They added: “When presented with documents from his own archives and asked outright, several weeks ago over lunch near his Florida home, if “The Klan Unmasked” was “somewhat conflated or fictionalized,” Kennedy said no. “There may have been a bit of dialogue that was not as I remembered it,” he answered. “But beyond that, no.” When pressed, Kennedy did concede that “in some cases I took the reports and actions of this other guy and incorporated them into one narrative.” As it turns out, Kennedy has made such an admission at least once before. Peggy Bulger, director of the American Folklife Center in the Library of Congress, wrote a 1992 dissertation called “Stetson Kennedy: Applied Folklore and Cultural Advocacy,” based in part on extensive interviews with her subject. In an endnote, Bulger writes that “Kennedy combined his personal experiences undercover with the narratives provided by John Brown in writing I Rode With the Ku Klux Klan in 1954.”
Kennedy’s antiwar activities also have gained him recognition: In 2001, he earned the “Dr. Benjamin Spock Peacemaker of the Year” award. For additional information about Kennedy, visit www.stetsonkennedy.com

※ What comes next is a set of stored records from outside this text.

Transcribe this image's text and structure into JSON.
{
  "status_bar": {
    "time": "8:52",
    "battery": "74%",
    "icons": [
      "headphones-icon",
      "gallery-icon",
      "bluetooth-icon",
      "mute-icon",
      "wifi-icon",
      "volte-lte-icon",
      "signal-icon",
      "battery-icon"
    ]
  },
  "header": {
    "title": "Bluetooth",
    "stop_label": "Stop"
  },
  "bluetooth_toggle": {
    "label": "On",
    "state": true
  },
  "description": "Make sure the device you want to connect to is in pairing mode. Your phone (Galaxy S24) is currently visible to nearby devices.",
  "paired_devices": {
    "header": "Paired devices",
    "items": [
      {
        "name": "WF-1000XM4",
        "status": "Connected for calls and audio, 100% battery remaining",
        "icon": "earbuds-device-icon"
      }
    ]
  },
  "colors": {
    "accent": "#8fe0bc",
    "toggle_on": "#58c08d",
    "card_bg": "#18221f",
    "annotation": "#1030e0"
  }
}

In a 2005 interview with Danny Coeyman, Kennedy said: “I was writing for the Pittsburgh Courier, a Black newspaper, during the marches, and I wrote a column — I signed it ‘Daddy Mention’ – a weekly column and in that column I wrote during the Sixties, during the marches, that ‘Every day gains are being made which can never be taken away.’ And that other Kennedy, the one in the White House, one of his speech writers picked up on it and he said it in one of his speeches too. But then of course we were lying; it’s not true, gains are always in danger of being taken away, it’s the history of the human race: fighting a victory and having it stolen. So we’re trying to do that here and now, like always.”